> **EXERCISE INSTRUCTIONS**
The word "heading" marks the lines to find; copy every such line from the data below.

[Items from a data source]
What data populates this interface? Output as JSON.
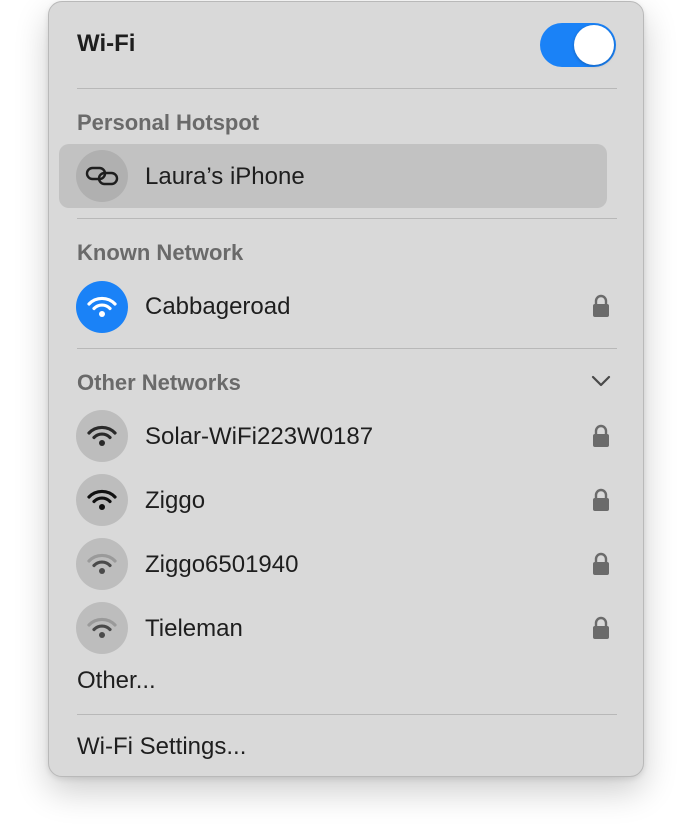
{
  "header": {
    "title": "Wi-Fi",
    "toggle_state": "on",
    "accent_color": "#1a82f7"
  },
  "personal_hotspot": {
    "heading": "Personal Hotspot",
    "item": {
      "name": "Laura’s iPhone",
      "icon": "link-icon"
    }
  },
  "known_network": {
    "heading": "Known Network",
    "item": {
      "name": "Cabbageroad",
      "icon": "wifi-icon",
      "locked": true,
      "connected": true
    }
  },
  "other_networks": {
    "heading": "Other Networks",
    "expanded": true,
    "items": [
      {
        "name": "Solar-WiFi223W0187",
        "icon": "wifi-icon",
        "locked": true,
        "signal": 3
      },
      {
        "name": "Ziggo",
        "icon": "wifi-icon",
        "locked": true,
        "signal": 3
      },
      {
        "name": "Ziggo6501940",
        "icon": "wifi-icon",
        "locked": true,
        "signal": 1
      },
      {
        "name": "Tieleman",
        "icon": "wifi-icon",
        "locked": true,
        "signal": 1
      }
    ],
    "other_label": "Other..."
  },
  "footer": {
    "settings_label": "Wi-Fi Settings..."
  }
}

> **COMPLETED TASK**
    "heading": "Personal Hotspot",
    "heading": "Known Network",
    "heading": "Other Networks",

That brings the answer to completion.